“I’ve seen first-hand the economic espionage that China commits and the adverse impact it has on American businesses,” Swalwell told CNBC, referring to his own experience on the House Intelligence Committee and the Judiciary Subcommittee on Courts, Intellectual Property, and the Internet. “China has not been forthright in even admitting that intellectual property theft and technology transfer occurs. Nor is China transparent on its industrial subsidies. Curbing China’s dishonest practices must be a part of any negotiation; as president, I would hold China accountable.”

In a PBS interview posted 10 days later, however, Swalwell slammed the president for his opposition to China.
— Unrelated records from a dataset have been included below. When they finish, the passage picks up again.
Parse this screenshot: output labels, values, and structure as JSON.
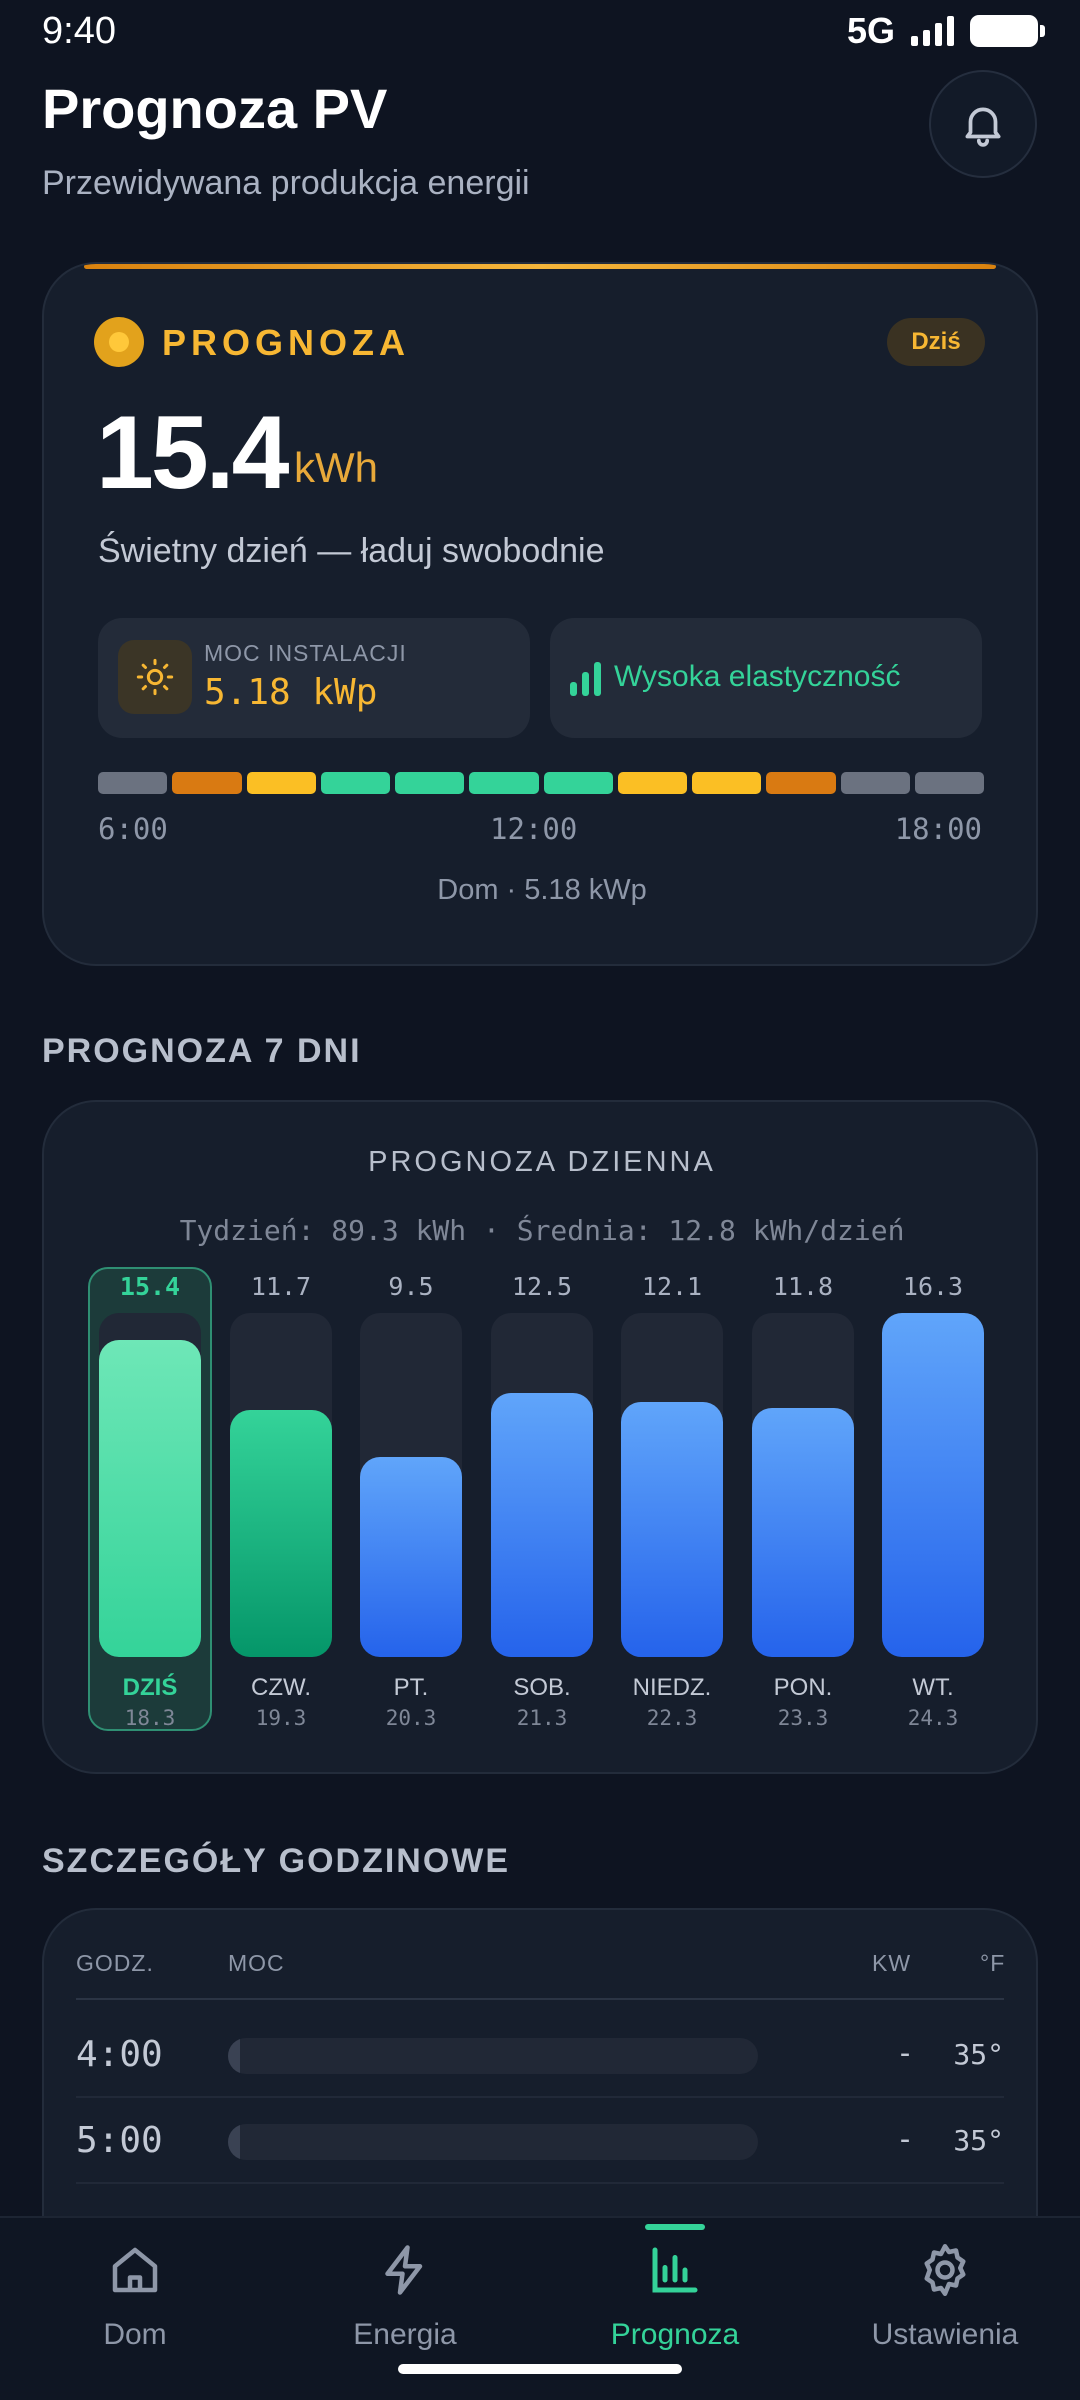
{
  "status_bar": {
    "time": "9:40",
    "network": "5G"
  },
  "header": {
    "title": "Prognoza PV",
    "subtitle": "Przewidywana produkcja energii",
    "bell_icon": "bell-icon"
  },
  "forecast": {
    "label": "PROGNOZA",
    "badge": "Dziś",
    "value": "15.4",
    "unit": "kWh",
    "tagline": "Świetny dzień — ładuj swobodnie",
    "installation_label": "MOC INSTALACJI",
    "installation_value": "5.18 kWp",
    "flexibility": "Wysoka elastyczność",
    "timeline_colors": [
      "#6b7280",
      "#d97a12",
      "#fbbf24",
      "#34d399",
      "#34d399",
      "#34d399",
      "#34d399",
      "#fbbf24",
      "#fbbf24",
      "#d97a12",
      "#6b7280",
      "#6b7280"
    ],
    "timeline_labels": [
      "6:00",
      "12:00",
      "18:00"
    ],
    "footer": "Dom · 5.18 kWp"
  },
  "week_section": {
    "title": "PROGNOZA 7 DNI",
    "chart_title": "PROGNOZA DZIENNA",
    "summary": "Tydzień: 89.3 kWh · Średnia: 12.8 kWh/dzień"
  },
  "chart_data": {
    "type": "bar",
    "title": "PROGNOZA DZIENNA",
    "categories": [
      "DZIŚ",
      "CZW.",
      "PT.",
      "SOB.",
      "NIEDZ.",
      "PON.",
      "WT."
    ],
    "dates": [
      "18.3",
      "19.3",
      "20.3",
      "21.3",
      "22.3",
      "23.3",
      "24.3"
    ],
    "values": [
      15.4,
      11.7,
      9.5,
      12.5,
      12.1,
      11.8,
      16.3
    ],
    "value_labels": [
      "15.4",
      "11.7",
      "9.5",
      "12.5",
      "12.1",
      "11.8",
      "16.3"
    ],
    "colors": [
      "#34d399",
      "#10b981",
      "#3b82f6",
      "#3b82f6",
      "#3b82f6",
      "#3b82f6",
      "#3b82f6"
    ],
    "ylim": [
      0,
      16.3
    ]
  },
  "hourly": {
    "title": "SZCZEGÓŁY GODZINOWE",
    "columns": {
      "hour": "GODZ.",
      "power": "MOC",
      "kw": "KW",
      "temp": "°F"
    },
    "rows": [
      {
        "time": "4:00",
        "kw": "-",
        "temp": "35°"
      },
      {
        "time": "5:00",
        "kw": "-",
        "temp": "35°"
      }
    ]
  },
  "nav": {
    "items": [
      {
        "label": "Dom",
        "icon": "home-icon"
      },
      {
        "label": "Energia",
        "icon": "bolt-icon"
      },
      {
        "label": "Prognoza",
        "icon": "chart-icon"
      },
      {
        "label": "Ustawienia",
        "icon": "gear-icon"
      }
    ],
    "active": 2
  }
}
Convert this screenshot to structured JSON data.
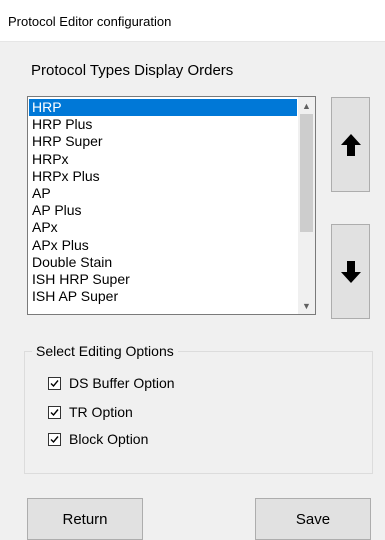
{
  "window": {
    "title": "Protocol Editor configuration"
  },
  "protocol_types": {
    "label": "Protocol Types Display Orders",
    "selected_index": 0,
    "items": [
      "HRP",
      "HRP Plus",
      "HRP Super",
      "HRPx",
      "HRPx Plus",
      "AP",
      "AP Plus",
      "APx",
      "APx Plus",
      "Double Stain",
      "ISH HRP Super",
      "ISH AP Super"
    ]
  },
  "editing_options": {
    "legend": "Select Editing Options",
    "options": [
      {
        "label": "DS Buffer Option",
        "checked": true
      },
      {
        "label": "TR Option",
        "checked": true
      },
      {
        "label": "Block Option",
        "checked": true
      }
    ]
  },
  "buttons": {
    "return_label": "Return",
    "save_label": "Save",
    "move_up_icon": "arrow-up-icon",
    "move_down_icon": "arrow-down-icon"
  },
  "colors": {
    "selection": "#0078d7",
    "window_bg": "#f0f0f0",
    "button_bg": "#e1e1e1"
  }
}
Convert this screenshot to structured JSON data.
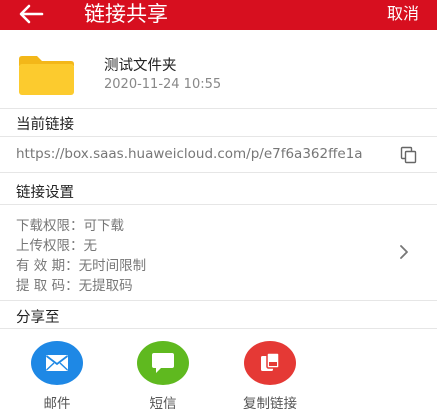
{
  "header": {
    "title": "链接共享",
    "cancel_label": "取消",
    "background_color": "#d70f1f",
    "back_icon": "back-arrow-icon"
  },
  "file": {
    "name": "测试文件夹",
    "date": "2020-11-24 10:55",
    "icon": "folder-icon",
    "icon_color": "#fbcb2c"
  },
  "current_link": {
    "title": "当前链接",
    "url": "https://box.saas.huaweicloud.com/p/e7f6a362ffe1a",
    "copy_icon": "copy-icon"
  },
  "link_settings": {
    "title": "链接设置",
    "lines": [
      "下载权限：可下载",
      "上传权限：无",
      "有  效  期：无时间限制",
      "提  取  码：无提取码"
    ],
    "chevron_icon": "chevron-right-icon"
  },
  "share_to": {
    "title": "分享至",
    "items": [
      {
        "label": "邮件",
        "icon": "mail-icon",
        "color": "#1e88e5"
      },
      {
        "label": "短信",
        "icon": "sms-icon",
        "color": "#5fb91f"
      },
      {
        "label": "复制链接",
        "icon": "copy-link-icon",
        "color": "#e53935"
      }
    ]
  }
}
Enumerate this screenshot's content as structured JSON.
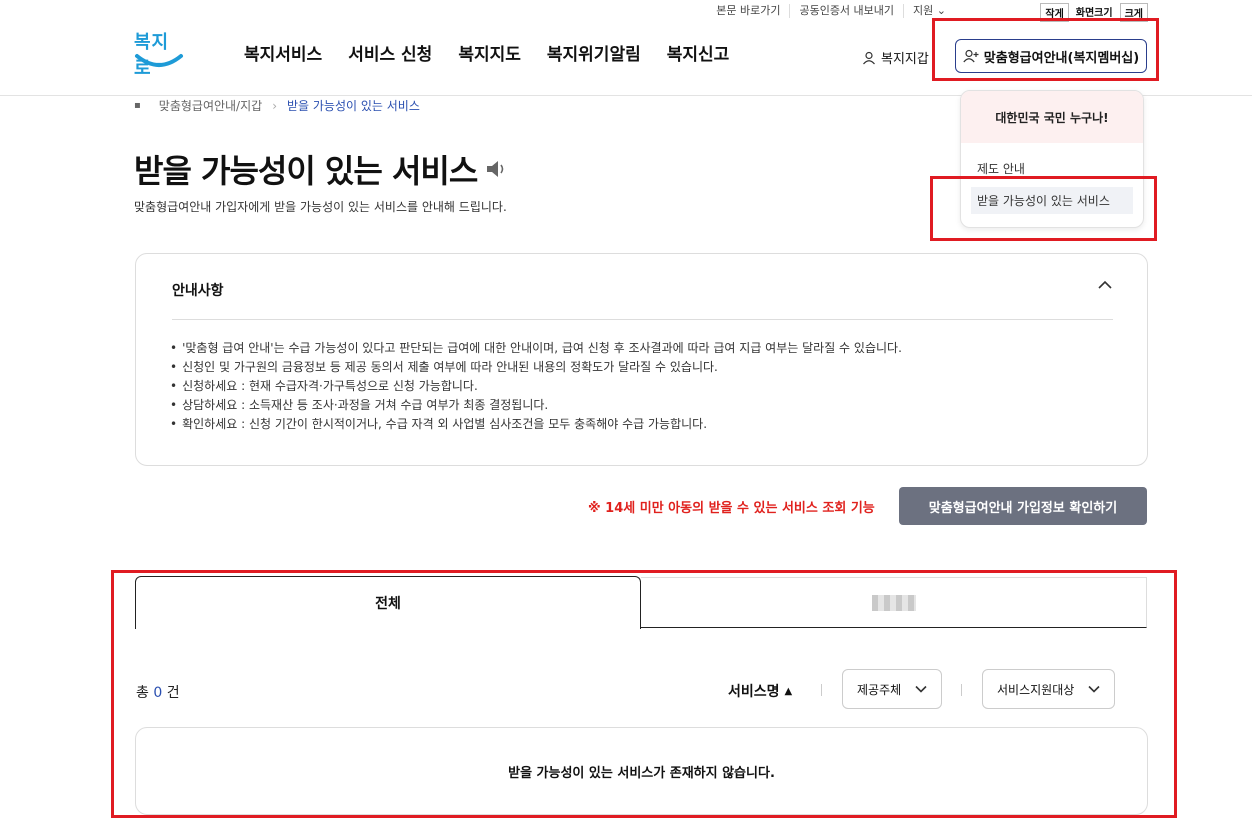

“We’re in a significant trade deficit with China today. Going one on one with them in a trade war is ineffective, and the way the president is prosecuting it is incompetent,” Swalwell said.

“They’re a bad actor on intellectual property, on dumping steel, on manipulating currency,” Swalwell admitted. He then claimed, “That’s not the issue,” and focused on what he said was Trump’s failure to unite allies in opposing China.

In 2017, Swalwell knocked Trump for his strategy when it comes to North Korea, recommending talking “to experts, allies, & China.”

In past years, Swalwell has clearly opposed China on a number of issues. In 2014, he supported the World Trade Organization’s decision that said China violated international rules with their export restraints on rare earth elements. In 2016, he co-sponsored a House resolution condemning China’s dog meat festival and dog meat trade. And in October 2019 he was among lawmakers from both parties who criticized the NBA and the Houston Rockets for their pro-China statements after then-Rockets general manager Daryl Morey tweeted support for Hong Kong.

In the most recent significant issue related to China, the coronavirus pandemic, Swalwell again opted to oppose Trump, who — along with other Republicans — blamed the Chinese government for the pandemic after COVID-19 was first discovered in Wuhan. Swalwell accused those attributing the virus to China of being racist and xenophobic.

After Axios reported that a woman named Christine Fang or Fang Fang — who had helped fundraise for Swalwell in the past and placed at least one intern in his office — was a suspected Chinese spy, Swalwell implied that his criticism of Trump could have led to the story.

“I’ve been a critic of the president. I’ve spoken out against him. I was on both committees that worked to impeach him. The timing feels like that should be looked at,” Swalwell told Politico on Tuesday.

Swalwell revealed that Axios first approached him about his ties to Fang in July 2019, which was also when he ended his presidential campaign. But the Democratic lawmaker seemed to suggest that intelligence officials involved in Axios’ reporting were trying to “weaponize” his cooperation with authorities. Swalwell received a defensive briefing from investigators in 2015, and subsequently cut ties with Fang.

“What it appears though that this person — as the story reports — was unsuccessful in whatever they were trying to do. But if intelligence officials are trying to weaponize someone’s cooperation, they are essentially seeking to do what this person was not able to do, which is to try and discredit someone,” Swalwell said.